What you should do:
What you return must match the entries exactly, except that the pictures are gone.

Input for this task:
BEGIN
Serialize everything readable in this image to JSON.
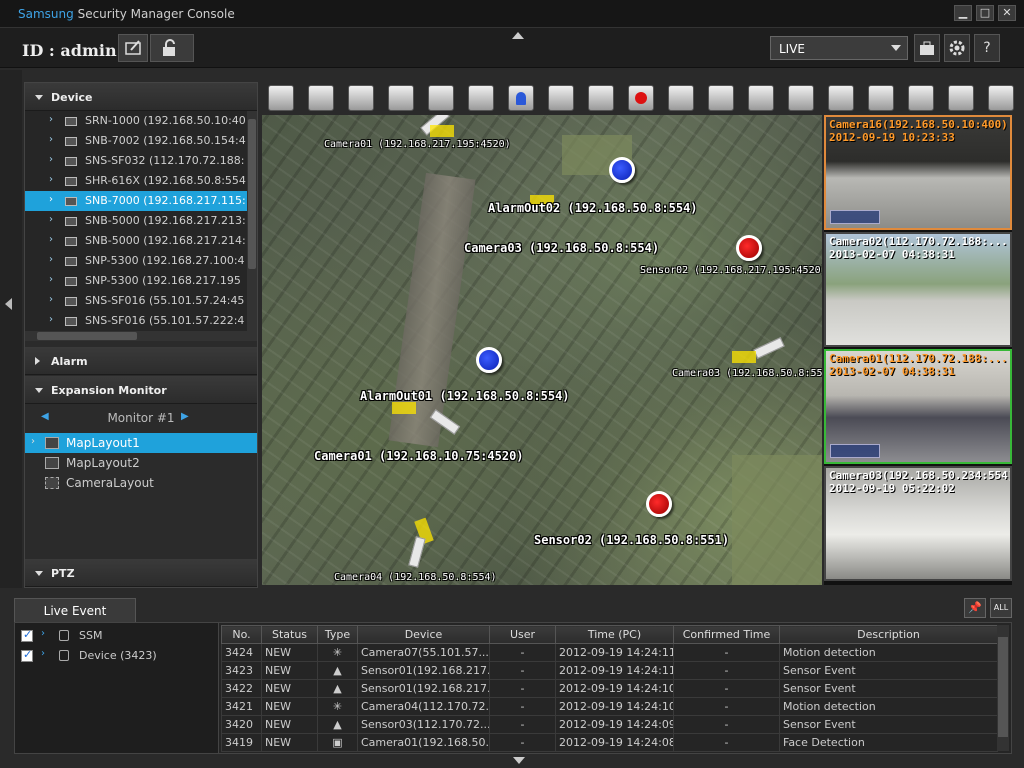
{
  "window": {
    "brand": "Samsung",
    "title_rest": "Security Manager Console",
    "minimize": "▁",
    "maximize": "□",
    "close": "✕"
  },
  "header": {
    "user_label": "ID : admin",
    "mode": "LIVE",
    "help_label": "?"
  },
  "device_section": {
    "title": "Device",
    "items": [
      {
        "label": "SRN-1000 (192.168.50.10:40"
      },
      {
        "label": "SNB-7002 (192.168.50.154:4"
      },
      {
        "label": "SNS-SF032 (112.170.72.188:"
      },
      {
        "label": "SHR-616X (192.168.50.8:554"
      },
      {
        "label": "SNB-7000 (192.168.217.115:",
        "selected": true
      },
      {
        "label": "SNB-5000 (192.168.217.213:"
      },
      {
        "label": "SNB-5000 (192.168.217.214:"
      },
      {
        "label": "SNP-5300 (192.168.27.100:4"
      },
      {
        "label": "SNP-5300 (192.168.217.195"
      },
      {
        "label": "SNS-SF016 (55.101.57.24:45"
      },
      {
        "label": "SNS-SF016 (55.101.57.222:4"
      }
    ]
  },
  "alarm_section": {
    "title": "Alarm"
  },
  "expansion_section": {
    "title": "Expansion Monitor",
    "monitor": "Monitor #1",
    "layouts": [
      {
        "label": "MapLayout1",
        "selected": true
      },
      {
        "label": "MapLayout2"
      },
      {
        "label": "CameraLayout"
      }
    ]
  },
  "ptz_section": {
    "title": "PTZ"
  },
  "toolbar": {
    "buttons": [
      "fullscreen-icon",
      "monitor-split-icon",
      "layout-4-icon",
      "layout-grid-icon",
      "windows-icon",
      "display-icon",
      "alarm-light-icon",
      "camera-snapshot-icon",
      "print-icon",
      "record-icon",
      "playback-icon",
      "speaker-icon",
      "volume-icon",
      "microphone-icon",
      "zoom-in-icon",
      "zoom-out-icon",
      "zoom-fit-icon",
      "brightness-icon",
      "contrast-icon"
    ]
  },
  "map": {
    "labels": [
      {
        "text": "Camera01 (192.168.217.195:4520)",
        "size": "sm"
      },
      {
        "text": "AlarmOut02 (192.168.50.8:554)",
        "size": "lg"
      },
      {
        "text": "Camera03 (192.168.50.8:554)",
        "size": "lg"
      },
      {
        "text": "Sensor02 (192.168.217.195:4520)",
        "size": "sm"
      },
      {
        "text": "Camera03 (192.168.50.8:55",
        "size": "sm"
      },
      {
        "text": "AlarmOut01 (192.168.50.8:554)",
        "size": "lg"
      },
      {
        "text": "Camera01 (192.168.10.75:4520)",
        "size": "lg"
      },
      {
        "text": "Sensor02 (192.168.50.8:551)",
        "size": "lg"
      },
      {
        "text": "Camera04 (192.168.50.8:554)",
        "size": "sm"
      }
    ]
  },
  "cameras": [
    {
      "name": "Camera16(192.168.50.10:400)",
      "time": "2012-09-19 10:23:33"
    },
    {
      "name": "Camera02(112.170.72.188:...",
      "time": "2013-02-07 04:38:31"
    },
    {
      "name": "Camera01(112.170.72.188:...",
      "time": "2013-02-07 04:38:31"
    },
    {
      "name": "Camera03(192.168.50.234:554)",
      "time": "2012-09-19 05:22:02"
    }
  ],
  "live_event": {
    "tab": "Live Event",
    "pin_label": "📌",
    "clear_label": "ALL",
    "tree": [
      {
        "label": "SSM"
      },
      {
        "label": "Device (3423)"
      }
    ],
    "columns": [
      "No.",
      "Status",
      "Type",
      "Device",
      "User",
      "Time (PC)",
      "Confirmed Time",
      "Description"
    ],
    "rows": [
      {
        "no": "3424",
        "status": "NEW",
        "type": "✳",
        "device": "Camera07(55.101.57....",
        "user": "-",
        "time": "2012-09-19 14:24:11",
        "confirmed": "-",
        "desc": "Motion detection"
      },
      {
        "no": "3423",
        "status": "NEW",
        "type": "▲",
        "device": "Sensor01(192.168.217....",
        "user": "-",
        "time": "2012-09-19 14:24:11",
        "confirmed": "-",
        "desc": "Sensor Event"
      },
      {
        "no": "3422",
        "status": "NEW",
        "type": "▲",
        "device": "Sensor01(192.168.217....",
        "user": "-",
        "time": "2012-09-19 14:24:10",
        "confirmed": "-",
        "desc": "Sensor Event"
      },
      {
        "no": "3421",
        "status": "NEW",
        "type": "✳",
        "device": "Camera04(112.170.72....",
        "user": "-",
        "time": "2012-09-19 14:24:10",
        "confirmed": "-",
        "desc": "Motion detection"
      },
      {
        "no": "3420",
        "status": "NEW",
        "type": "▲",
        "device": "Sensor03(112.170.72....",
        "user": "-",
        "time": "2012-09-19 14:24:09",
        "confirmed": "-",
        "desc": "Sensor Event"
      },
      {
        "no": "3419",
        "status": "NEW",
        "type": "▣",
        "device": "Camera01(192.168.50....",
        "user": "-",
        "time": "2012-09-19 14:24:08",
        "confirmed": "-",
        "desc": "Face Detection"
      }
    ]
  },
  "colors": {
    "accent": "#1fa2db",
    "brand": "#3ea3e6",
    "alarm_red": "#d11111",
    "alarm_blue": "#2a58d8",
    "tile_active_orange": "#e08a3c",
    "tile_active_green": "#38b838"
  }
}
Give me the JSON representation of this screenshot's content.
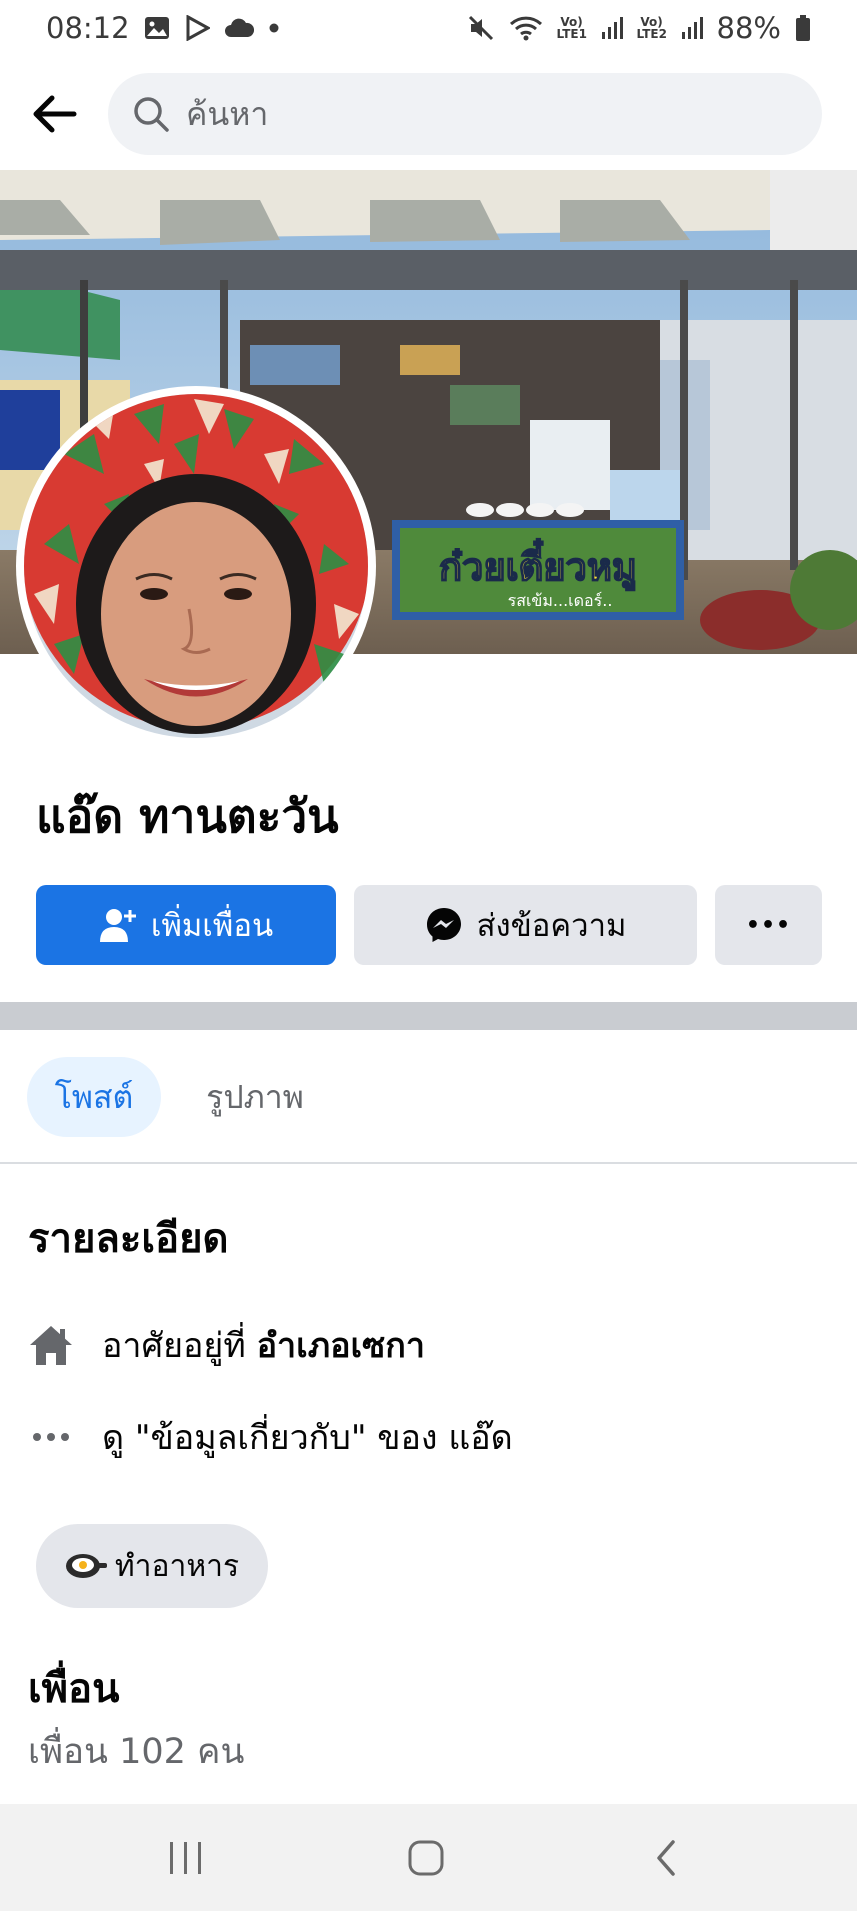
{
  "status_bar": {
    "time": "08:12",
    "battery": "88%",
    "sim1_label": "Vo) LTE1",
    "sim2_label": "Vo) LTE2",
    "icons": [
      "image-icon",
      "play-store-icon",
      "cloud-icon",
      "dot-icon",
      "mute-icon",
      "wifi-icon",
      "signal-icon",
      "battery-icon"
    ]
  },
  "header": {
    "search_placeholder": "ค้นหา"
  },
  "profile": {
    "name": "แอ๊ด ทานตะวัน"
  },
  "actions": {
    "add_friend_label": "เพิ่มเพื่อน",
    "message_label": "ส่งข้อความ",
    "more_label": "•••"
  },
  "tabs": [
    {
      "label": "โพสต์",
      "active": true
    },
    {
      "label": "รูปภาพ",
      "active": false
    }
  ],
  "details": {
    "title": "รายละเอียด",
    "lives_prefix": "อาศัยอยู่ที่ ",
    "lives_place": "อำเภอเซกา",
    "about_link": "ดู \"ข้อมูลเกี่ยวกับ\" ของ แอ๊ด",
    "hobby": "ทำอาหาร"
  },
  "friends": {
    "title": "เพื่อน",
    "count_text": "เพื่อน 102 คน"
  },
  "cover_text": {
    "sign": "ก๋วยเตี๋ยวหมู",
    "sign_sub": "รสเข้ม...เดอร์.."
  },
  "colors": {
    "primary": "#1b74e4",
    "button_gray": "#e4e6eb",
    "search_bg": "#f0f2f5",
    "tab_active_bg": "#e7f3ff",
    "secondary_text": "#65676b"
  }
}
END
Response for this exercise:
Serialize everything readable in this image to JSON.
{
  "window": {
    "brand": "Samsung",
    "title_rest": "Security Manager Console",
    "minimize": "▁",
    "maximize": "□",
    "close": "✕"
  },
  "header": {
    "user_label": "ID : admin",
    "mode": "LIVE",
    "help_label": "?"
  },
  "device_section": {
    "title": "Device",
    "items": [
      {
        "label": "SRN-1000 (192.168.50.10:40"
      },
      {
        "label": "SNB-7002 (192.168.50.154:4"
      },
      {
        "label": "SNS-SF032 (112.170.72.188:"
      },
      {
        "label": "SHR-616X (192.168.50.8:554"
      },
      {
        "label": "SNB-7000 (192.168.217.115:",
        "selected": true
      },
      {
        "label": "SNB-5000 (192.168.217.213:"
      },
      {
        "label": "SNB-5000 (192.168.217.214:"
      },
      {
        "label": "SNP-5300 (192.168.27.100:4"
      },
      {
        "label": "SNP-5300 (192.168.217.195"
      },
      {
        "label": "SNS-SF016 (55.101.57.24:45"
      },
      {
        "label": "SNS-SF016 (55.101.57.222:4"
      }
    ]
  },
  "alarm_section": {
    "title": "Alarm"
  },
  "expansion_section": {
    "title": "Expansion Monitor",
    "monitor": "Monitor #1",
    "layouts": [
      {
        "label": "MapLayout1",
        "selected": true
      },
      {
        "label": "MapLayout2"
      },
      {
        "label": "CameraLayout"
      }
    ]
  },
  "ptz_section": {
    "title": "PTZ"
  },
  "toolbar": {
    "buttons": [
      "fullscreen-icon",
      "monitor-split-icon",
      "layout-4-icon",
      "layout-grid-icon",
      "windows-icon",
      "display-icon",
      "alarm-light-icon",
      "camera-snapshot-icon",
      "print-icon",
      "record-icon",
      "playback-icon",
      "speaker-icon",
      "volume-icon",
      "microphone-icon",
      "zoom-in-icon",
      "zoom-out-icon",
      "zoom-fit-icon",
      "brightness-icon",
      "contrast-icon"
    ]
  },
  "map": {
    "labels": [
      {
        "text": "Camera01 (192.168.217.195:4520)",
        "size": "sm"
      },
      {
        "text": "AlarmOut02 (192.168.50.8:554)",
        "size": "lg"
      },
      {
        "text": "Camera03 (192.168.50.8:554)",
        "size": "lg"
      },
      {
        "text": "Sensor02 (192.168.217.195:4520)",
        "size": "sm"
      },
      {
        "text": "Camera03 (192.168.50.8:55",
        "size": "sm"
      },
      {
        "text": "AlarmOut01 (192.168.50.8:554)",
        "size": "lg"
      },
      {
        "text": "Camera01 (192.168.10.75:4520)",
        "size": "lg"
      },
      {
        "text": "Sensor02 (192.168.50.8:551)",
        "size": "lg"
      },
      {
        "text": "Camera04 (192.168.50.8:554)",
        "size": "sm"
      }
    ]
  },
  "cameras": [
    {
      "name": "Camera16(192.168.50.10:400)",
      "time": "2012-09-19 10:23:33"
    },
    {
      "name": "Camera02(112.170.72.188:...",
      "time": "2013-02-07 04:38:31"
    },
    {
      "name": "Camera01(112.170.72.188:...",
      "time": "2013-02-07 04:38:31"
    },
    {
      "name": "Camera03(192.168.50.234:554)",
      "time": "2012-09-19 05:22:02"
    }
  ],
  "live_event": {
    "tab": "Live Event",
    "pin_label": "📌",
    "clear_label": "ALL",
    "tree": [
      {
        "label": "SSM"
      },
      {
        "label": "Device (3423)"
      }
    ],
    "columns": [
      "No.",
      "Status",
      "Type",
      "Device",
      "User",
      "Time (PC)",
      "Confirmed Time",
      "Description"
    ],
    "rows": [
      {
        "no": "3424",
        "status": "NEW",
        "type": "✳",
        "device": "Camera07(55.101.57....",
        "user": "-",
        "time": "2012-09-19 14:24:11",
        "confirmed": "-",
        "desc": "Motion detection"
      },
      {
        "no": "3423",
        "status": "NEW",
        "type": "▲",
        "device": "Sensor01(192.168.217....",
        "user": "-",
        "time": "2012-09-19 14:24:11",
        "confirmed": "-",
        "desc": "Sensor Event"
      },
      {
        "no": "3422",
        "status": "NEW",
        "type": "▲",
        "device": "Sensor01(192.168.217....",
        "user": "-",
        "time": "2012-09-19 14:24:10",
        "confirmed": "-",
        "desc": "Sensor Event"
      },
      {
        "no": "3421",
        "status": "NEW",
        "type": "✳",
        "device": "Camera04(112.170.72....",
        "user": "-",
        "time": "2012-09-19 14:24:10",
        "confirmed": "-",
        "desc": "Motion detection"
      },
      {
        "no": "3420",
        "status": "NEW",
        "type": "▲",
        "device": "Sensor03(112.170.72....",
        "user": "-",
        "time": "2012-09-19 14:24:09",
        "confirmed": "-",
        "desc": "Sensor Event"
      },
      {
        "no": "3419",
        "status": "NEW",
        "type": "▣",
        "device": "Camera01(192.168.50....",
        "user": "-",
        "time": "2012-09-19 14:24:08",
        "confirmed": "-",
        "desc": "Face Detection"
      }
    ]
  },
  "colors": {
    "accent": "#1fa2db",
    "brand": "#3ea3e6",
    "alarm_red": "#d11111",
    "alarm_blue": "#2a58d8",
    "tile_active_orange": "#e08a3c",
    "tile_active_green": "#38b838"
  }
}
Give me the JSON representation of this screenshot's content.
{
  "status_bar": {
    "time": "08:12",
    "battery": "88%",
    "sim1_label": "Vo) LTE1",
    "sim2_label": "Vo) LTE2",
    "icons": [
      "image-icon",
      "play-store-icon",
      "cloud-icon",
      "dot-icon",
      "mute-icon",
      "wifi-icon",
      "signal-icon",
      "battery-icon"
    ]
  },
  "header": {
    "search_placeholder": "ค้นหา"
  },
  "profile": {
    "name": "แอ๊ด ทานตะวัน"
  },
  "actions": {
    "add_friend_label": "เพิ่มเพื่อน",
    "message_label": "ส่งข้อความ",
    "more_label": "•••"
  },
  "tabs": [
    {
      "label": "โพสต์",
      "active": true
    },
    {
      "label": "รูปภาพ",
      "active": false
    }
  ],
  "details": {
    "title": "รายละเอียด",
    "lives_prefix": "อาศัยอยู่ที่ ",
    "lives_place": "อำเภอเซกา",
    "about_link": "ดู \"ข้อมูลเกี่ยวกับ\" ของ แอ๊ด",
    "hobby": "ทำอาหาร"
  },
  "friends": {
    "title": "เพื่อน",
    "count_text": "เพื่อน 102 คน"
  },
  "cover_text": {
    "sign": "ก๋วยเตี๋ยวหมู",
    "sign_sub": "รสเข้ม...เดอร์.."
  },
  "colors": {
    "primary": "#1b74e4",
    "button_gray": "#e4e6eb",
    "search_bg": "#f0f2f5",
    "tab_active_bg": "#e7f3ff",
    "secondary_text": "#65676b"
  }
}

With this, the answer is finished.